## What to do
Which lines of the entries below contain the string "legekontoret"? Copy each one.

[Items from an interface collection]
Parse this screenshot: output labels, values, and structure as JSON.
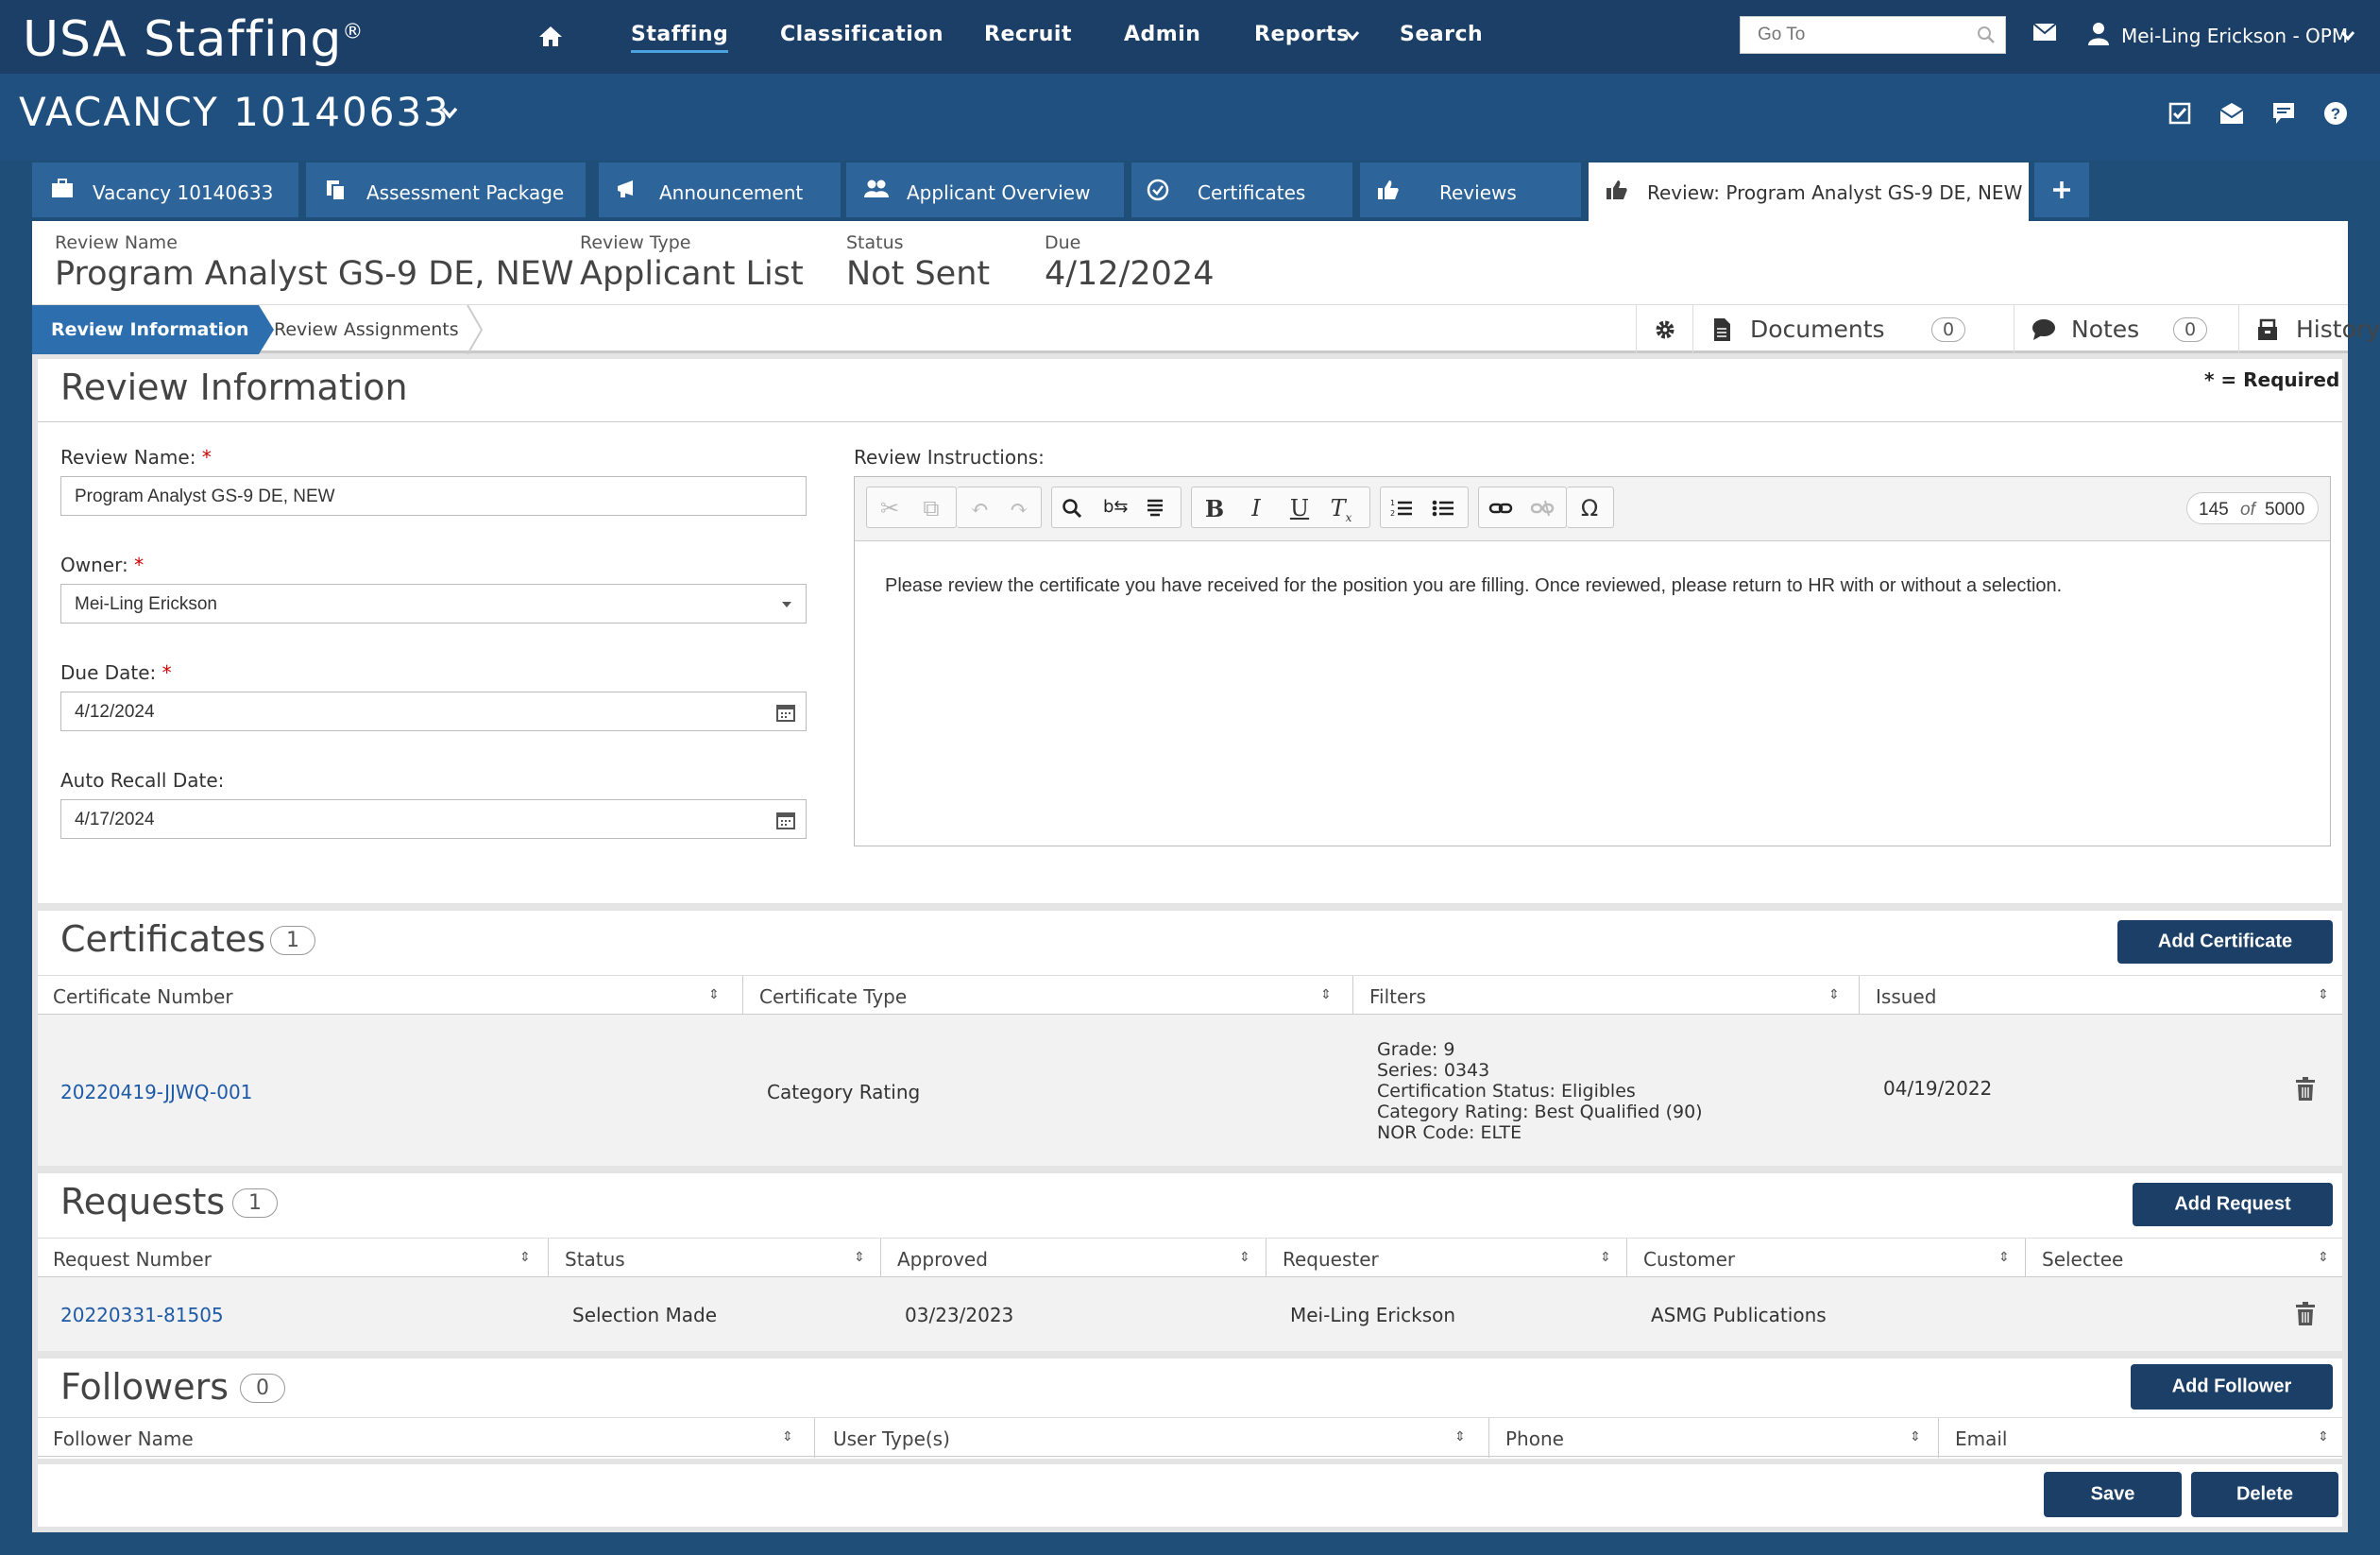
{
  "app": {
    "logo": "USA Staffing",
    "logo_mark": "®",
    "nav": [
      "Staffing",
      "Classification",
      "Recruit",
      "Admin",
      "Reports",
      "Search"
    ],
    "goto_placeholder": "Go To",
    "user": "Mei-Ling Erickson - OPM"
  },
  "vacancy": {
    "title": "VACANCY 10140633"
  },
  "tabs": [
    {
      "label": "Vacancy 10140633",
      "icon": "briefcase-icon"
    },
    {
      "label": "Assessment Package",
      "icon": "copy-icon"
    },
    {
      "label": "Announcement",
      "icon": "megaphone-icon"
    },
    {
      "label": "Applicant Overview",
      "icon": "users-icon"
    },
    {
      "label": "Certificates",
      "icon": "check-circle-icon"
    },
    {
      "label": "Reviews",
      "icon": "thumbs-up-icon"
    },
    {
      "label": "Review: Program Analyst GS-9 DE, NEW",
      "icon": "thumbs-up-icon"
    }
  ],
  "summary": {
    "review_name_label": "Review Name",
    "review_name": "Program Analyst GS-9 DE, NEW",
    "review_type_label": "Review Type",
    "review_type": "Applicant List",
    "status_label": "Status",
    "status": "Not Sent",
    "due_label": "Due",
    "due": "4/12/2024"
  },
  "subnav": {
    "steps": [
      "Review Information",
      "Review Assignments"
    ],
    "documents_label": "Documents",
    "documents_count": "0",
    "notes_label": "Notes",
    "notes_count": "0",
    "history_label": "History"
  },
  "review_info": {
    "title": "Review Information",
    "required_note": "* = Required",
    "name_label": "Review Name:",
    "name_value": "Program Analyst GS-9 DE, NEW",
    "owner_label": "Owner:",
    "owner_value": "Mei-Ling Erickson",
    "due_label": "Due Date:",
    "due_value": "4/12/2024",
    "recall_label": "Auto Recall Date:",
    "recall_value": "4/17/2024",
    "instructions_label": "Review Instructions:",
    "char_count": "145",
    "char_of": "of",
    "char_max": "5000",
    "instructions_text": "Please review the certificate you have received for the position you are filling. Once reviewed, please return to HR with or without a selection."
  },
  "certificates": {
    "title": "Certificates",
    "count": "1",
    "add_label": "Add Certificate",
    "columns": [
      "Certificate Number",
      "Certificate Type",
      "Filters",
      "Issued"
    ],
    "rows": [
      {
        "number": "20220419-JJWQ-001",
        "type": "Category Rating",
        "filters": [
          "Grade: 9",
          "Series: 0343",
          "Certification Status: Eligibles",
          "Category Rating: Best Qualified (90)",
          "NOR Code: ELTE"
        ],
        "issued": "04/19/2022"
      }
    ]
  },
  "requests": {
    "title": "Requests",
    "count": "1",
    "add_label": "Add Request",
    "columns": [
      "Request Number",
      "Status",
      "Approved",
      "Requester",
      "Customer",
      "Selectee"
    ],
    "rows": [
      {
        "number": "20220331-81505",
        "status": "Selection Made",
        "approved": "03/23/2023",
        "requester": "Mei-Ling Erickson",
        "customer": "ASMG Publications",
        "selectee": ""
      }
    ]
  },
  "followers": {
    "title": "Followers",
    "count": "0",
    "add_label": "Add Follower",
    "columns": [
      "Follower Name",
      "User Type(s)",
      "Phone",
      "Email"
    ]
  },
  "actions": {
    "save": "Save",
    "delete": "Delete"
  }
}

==

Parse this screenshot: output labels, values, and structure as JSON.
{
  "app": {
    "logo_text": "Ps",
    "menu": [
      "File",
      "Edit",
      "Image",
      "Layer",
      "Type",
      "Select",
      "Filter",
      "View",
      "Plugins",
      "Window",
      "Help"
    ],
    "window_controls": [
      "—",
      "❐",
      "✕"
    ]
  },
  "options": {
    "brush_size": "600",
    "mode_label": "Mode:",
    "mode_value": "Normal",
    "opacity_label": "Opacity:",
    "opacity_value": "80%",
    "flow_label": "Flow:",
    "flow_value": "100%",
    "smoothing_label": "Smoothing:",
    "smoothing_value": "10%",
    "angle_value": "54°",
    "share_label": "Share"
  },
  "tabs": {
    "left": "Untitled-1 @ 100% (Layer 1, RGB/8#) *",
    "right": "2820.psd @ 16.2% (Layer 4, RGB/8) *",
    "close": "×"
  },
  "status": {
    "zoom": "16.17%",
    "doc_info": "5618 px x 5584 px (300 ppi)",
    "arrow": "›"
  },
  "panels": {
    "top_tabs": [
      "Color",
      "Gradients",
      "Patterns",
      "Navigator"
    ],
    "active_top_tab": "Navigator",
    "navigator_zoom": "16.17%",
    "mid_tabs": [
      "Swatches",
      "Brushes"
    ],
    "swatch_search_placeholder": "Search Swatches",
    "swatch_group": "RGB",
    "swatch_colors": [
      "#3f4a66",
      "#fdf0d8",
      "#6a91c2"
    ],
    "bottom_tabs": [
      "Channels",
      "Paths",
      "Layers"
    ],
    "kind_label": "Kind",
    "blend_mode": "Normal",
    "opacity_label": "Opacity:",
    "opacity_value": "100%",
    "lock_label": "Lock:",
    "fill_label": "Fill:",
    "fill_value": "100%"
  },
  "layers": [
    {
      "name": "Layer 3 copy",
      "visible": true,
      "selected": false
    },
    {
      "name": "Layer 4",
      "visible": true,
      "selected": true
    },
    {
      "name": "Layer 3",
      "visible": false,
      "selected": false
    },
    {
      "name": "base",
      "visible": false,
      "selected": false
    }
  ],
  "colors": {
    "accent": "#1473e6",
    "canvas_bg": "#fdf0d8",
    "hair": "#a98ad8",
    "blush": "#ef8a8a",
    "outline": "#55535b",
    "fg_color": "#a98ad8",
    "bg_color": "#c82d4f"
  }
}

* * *

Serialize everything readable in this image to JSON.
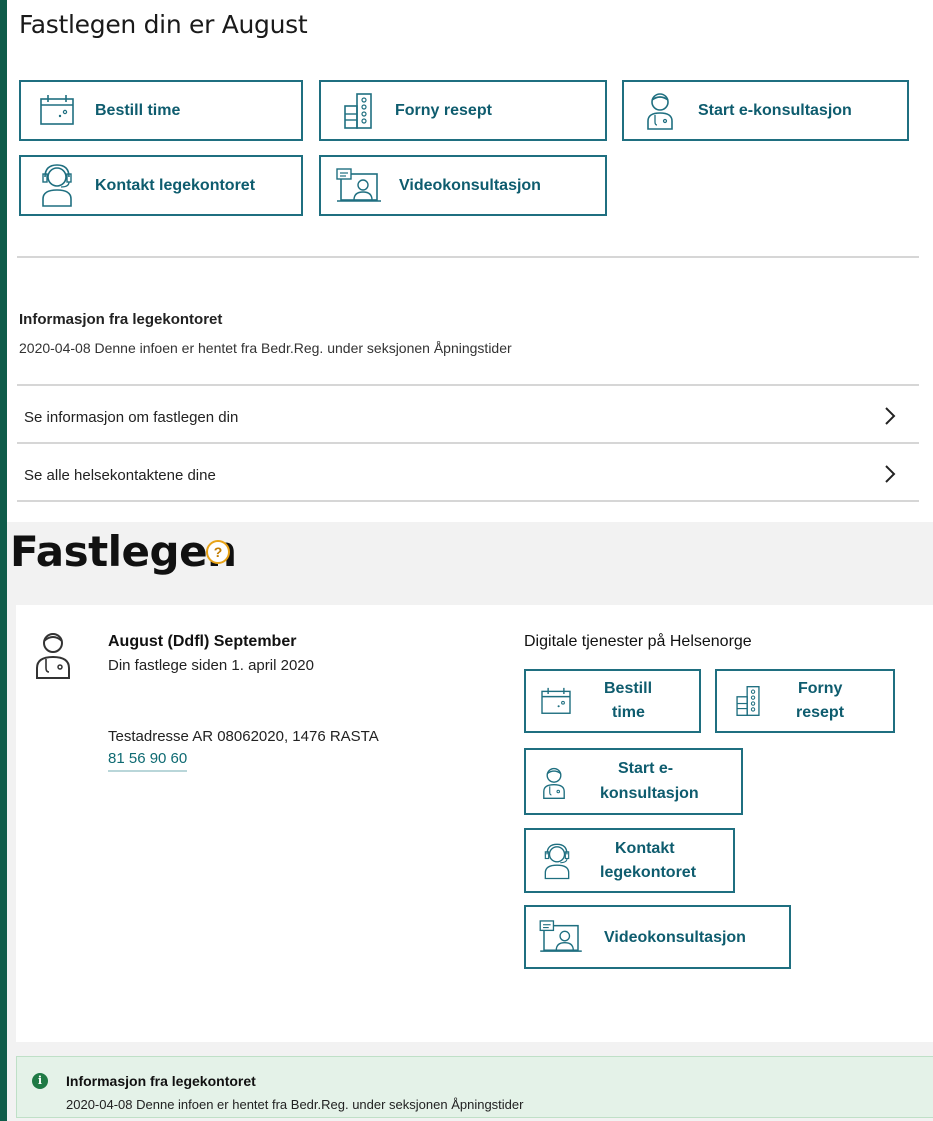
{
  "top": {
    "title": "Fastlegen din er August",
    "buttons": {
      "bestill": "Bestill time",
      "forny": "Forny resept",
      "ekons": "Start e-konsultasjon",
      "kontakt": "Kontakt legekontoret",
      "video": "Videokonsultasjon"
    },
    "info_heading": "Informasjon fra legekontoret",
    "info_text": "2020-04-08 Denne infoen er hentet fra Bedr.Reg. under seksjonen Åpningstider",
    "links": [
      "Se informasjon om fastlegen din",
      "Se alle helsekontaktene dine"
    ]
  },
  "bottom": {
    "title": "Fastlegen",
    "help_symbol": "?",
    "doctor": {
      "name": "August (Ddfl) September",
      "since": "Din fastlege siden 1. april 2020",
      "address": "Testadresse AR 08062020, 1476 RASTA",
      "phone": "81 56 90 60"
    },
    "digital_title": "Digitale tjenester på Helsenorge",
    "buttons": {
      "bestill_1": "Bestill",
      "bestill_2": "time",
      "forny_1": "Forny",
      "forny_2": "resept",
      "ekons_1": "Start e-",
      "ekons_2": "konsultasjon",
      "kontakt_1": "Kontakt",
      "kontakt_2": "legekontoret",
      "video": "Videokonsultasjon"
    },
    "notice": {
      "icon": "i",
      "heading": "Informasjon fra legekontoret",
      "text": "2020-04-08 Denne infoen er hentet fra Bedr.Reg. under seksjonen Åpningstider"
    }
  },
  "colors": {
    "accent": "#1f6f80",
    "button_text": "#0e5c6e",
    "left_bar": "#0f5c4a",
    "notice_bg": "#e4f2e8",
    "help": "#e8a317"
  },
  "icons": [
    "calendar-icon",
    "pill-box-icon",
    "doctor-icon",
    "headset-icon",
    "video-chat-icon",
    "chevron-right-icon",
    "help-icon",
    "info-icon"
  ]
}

## Solution to this problem
      "kontakt": "Kontakt legekontoret",
    "info_heading": "Informasjon fra legekontoret",
      "kontakt_2": "legekontoret",
      "heading": "Informasjon fra legekontoret",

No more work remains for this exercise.